The data shown below should all be retyped exactly.

= Beginning of Section =

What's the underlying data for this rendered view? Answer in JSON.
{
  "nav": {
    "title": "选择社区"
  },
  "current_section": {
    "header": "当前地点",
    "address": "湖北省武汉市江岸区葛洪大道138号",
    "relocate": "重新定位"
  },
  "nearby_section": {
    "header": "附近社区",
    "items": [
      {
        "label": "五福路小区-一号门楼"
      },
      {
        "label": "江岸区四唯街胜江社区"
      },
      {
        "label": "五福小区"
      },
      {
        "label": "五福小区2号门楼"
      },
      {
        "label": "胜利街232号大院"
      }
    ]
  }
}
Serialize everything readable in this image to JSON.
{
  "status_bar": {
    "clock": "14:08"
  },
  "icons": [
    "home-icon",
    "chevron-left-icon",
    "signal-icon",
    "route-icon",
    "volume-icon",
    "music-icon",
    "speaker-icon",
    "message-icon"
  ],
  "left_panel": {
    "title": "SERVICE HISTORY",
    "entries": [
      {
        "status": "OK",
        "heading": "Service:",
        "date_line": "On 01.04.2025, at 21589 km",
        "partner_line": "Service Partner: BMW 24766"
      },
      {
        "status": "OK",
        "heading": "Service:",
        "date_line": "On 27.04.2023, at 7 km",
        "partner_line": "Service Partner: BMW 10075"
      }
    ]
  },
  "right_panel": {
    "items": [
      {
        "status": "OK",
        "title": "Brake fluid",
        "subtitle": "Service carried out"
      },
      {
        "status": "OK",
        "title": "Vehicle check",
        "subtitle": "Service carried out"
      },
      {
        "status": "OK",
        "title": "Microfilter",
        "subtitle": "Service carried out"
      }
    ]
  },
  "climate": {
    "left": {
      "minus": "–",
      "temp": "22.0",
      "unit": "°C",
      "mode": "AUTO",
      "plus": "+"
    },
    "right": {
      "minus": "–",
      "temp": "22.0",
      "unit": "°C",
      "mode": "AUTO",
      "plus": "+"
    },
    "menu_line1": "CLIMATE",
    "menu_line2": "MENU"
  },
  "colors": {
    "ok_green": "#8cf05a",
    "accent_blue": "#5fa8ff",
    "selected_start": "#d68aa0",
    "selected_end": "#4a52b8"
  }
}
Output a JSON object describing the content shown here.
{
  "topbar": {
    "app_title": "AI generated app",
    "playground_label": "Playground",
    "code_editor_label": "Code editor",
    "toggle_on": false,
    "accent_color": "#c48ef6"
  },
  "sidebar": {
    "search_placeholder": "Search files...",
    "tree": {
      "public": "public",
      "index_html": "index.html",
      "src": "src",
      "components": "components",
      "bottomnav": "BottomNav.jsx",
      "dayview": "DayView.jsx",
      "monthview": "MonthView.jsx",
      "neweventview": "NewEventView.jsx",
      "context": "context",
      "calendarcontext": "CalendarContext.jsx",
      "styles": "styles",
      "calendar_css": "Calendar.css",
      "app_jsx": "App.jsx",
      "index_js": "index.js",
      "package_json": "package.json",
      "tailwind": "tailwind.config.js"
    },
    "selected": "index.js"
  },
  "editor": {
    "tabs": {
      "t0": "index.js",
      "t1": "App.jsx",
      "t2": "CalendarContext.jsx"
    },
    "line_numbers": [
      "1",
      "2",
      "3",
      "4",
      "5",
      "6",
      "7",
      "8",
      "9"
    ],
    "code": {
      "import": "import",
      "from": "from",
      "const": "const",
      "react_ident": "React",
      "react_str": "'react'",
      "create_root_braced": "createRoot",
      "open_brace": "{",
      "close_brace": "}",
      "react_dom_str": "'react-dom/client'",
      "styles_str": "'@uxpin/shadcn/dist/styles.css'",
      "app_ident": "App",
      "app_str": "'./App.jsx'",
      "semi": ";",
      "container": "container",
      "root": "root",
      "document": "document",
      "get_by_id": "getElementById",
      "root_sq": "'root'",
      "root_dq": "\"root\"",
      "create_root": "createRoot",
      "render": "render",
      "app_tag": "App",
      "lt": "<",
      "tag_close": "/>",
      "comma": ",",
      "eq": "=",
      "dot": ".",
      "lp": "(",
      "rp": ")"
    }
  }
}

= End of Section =

=== Answer to the problem ===
What's the underlying data for this rendered view? Answer in JSON.
{
  "nav": {
    "title": "选择社区"
  },
  "current_section": {
    "header": "当前地点",
    "address": "湖北省武汉市江岸区葛洪大道138号",
    "relocate": "重新定位"
  },
  "nearby_section": {
    "header": "附近社区",
    "items": [
      {
        "label": "五福路小区-一号门楼"
      },
      {
        "label": "江岸区四唯街胜江社区"
      },
      {
        "label": "五福小区"
      },
      {
        "label": "五福小区2号门楼"
      },
      {
        "label": "胜利街232号大院"
      }
    ]
  }
}
Serialize everything readable in this image to JSON.
{
  "status_bar": {
    "clock": "14:08"
  },
  "icons": [
    "home-icon",
    "chevron-left-icon",
    "signal-icon",
    "route-icon",
    "volume-icon",
    "music-icon",
    "speaker-icon",
    "message-icon"
  ],
  "left_panel": {
    "title": "SERVICE HISTORY",
    "entries": [
      {
        "status": "OK",
        "heading": "Service:",
        "date_line": "On 01.04.2025, at 21589 km",
        "partner_line": "Service Partner: BMW 24766"
      },
      {
        "status": "OK",
        "heading": "Service:",
        "date_line": "On 27.04.2023, at 7 km",
        "partner_line": "Service Partner: BMW 10075"
      }
    ]
  },
  "right_panel": {
    "items": [
      {
        "status": "OK",
        "title": "Brake fluid",
        "subtitle": "Service carried out"
      },
      {
        "status": "OK",
        "title": "Vehicle check",
        "subtitle": "Service carried out"
      },
      {
        "status": "OK",
        "title": "Microfilter",
        "subtitle": "Service carried out"
      }
    ]
  },
  "climate": {
    "left": {
      "minus": "–",
      "temp": "22.0",
      "unit": "°C",
      "mode": "AUTO",
      "plus": "+"
    },
    "right": {
      "minus": "–",
      "temp": "22.0",
      "unit": "°C",
      "mode": "AUTO",
      "plus": "+"
    },
    "menu_line1": "CLIMATE",
    "menu_line2": "MENU"
  },
  "colors": {
    "ok_green": "#8cf05a",
    "accent_blue": "#5fa8ff",
    "selected_start": "#d68aa0",
    "selected_end": "#4a52b8"
  }
}
Output a JSON object describing the content shown here.
{
  "topbar": {
    "app_title": "AI generated app",
    "playground_label": "Playground",
    "code_editor_label": "Code editor",
    "toggle_on": false,
    "accent_color": "#c48ef6"
  },
  "sidebar": {
    "search_placeholder": "Search files...",
    "tree": {
      "public": "public",
      "index_html": "index.html",
      "src": "src",
      "components": "components",
      "bottomnav": "BottomNav.jsx",
      "dayview": "DayView.jsx",
      "monthview": "MonthView.jsx",
      "neweventview": "NewEventView.jsx",
      "context": "context",
      "calendarcontext": "CalendarContext.jsx",
      "styles": "styles",
      "calendar_css": "Calendar.css",
      "app_jsx": "App.jsx",
      "index_js": "index.js",
      "package_json": "package.json",
      "tailwind": "tailwind.config.js"
    },
    "selected": "index.js"
  },
  "editor": {
    "tabs": {
      "t0": "index.js",
      "t1": "App.jsx",
      "t2": "CalendarContext.jsx"
    },
    "line_numbers": [
      "1",
      "2",
      "3",
      "4",
      "5",
      "6",
      "7",
      "8",
      "9"
    ],
    "code": {
      "import": "import",
      "from": "from",
      "const": "const",
      "react_ident": "React",
      "react_str": "'react'",
      "create_root_braced": "createRoot",
      "open_brace": "{",
      "close_brace": "}",
      "react_dom_str": "'react-dom/client'",
      "styles_str": "'@uxpin/shadcn/dist/styles.css'",
      "app_ident": "App",
      "app_str": "'./App.jsx'",
      "semi": ";",
      "container": "container",
      "root": "root",
      "document": "document",
      "get_by_id": "getElementById",
      "root_sq": "'root'",
      "root_dq": "\"root\"",
      "create_root": "createRoot",
      "render": "render",
      "app_tag": "App",
      "lt": "<",
      "tag_close": "/>",
      "comma": ",",
      "eq": "=",
      "dot": ".",
      "lp": "(",
      "rp": ")"
    }
  }
}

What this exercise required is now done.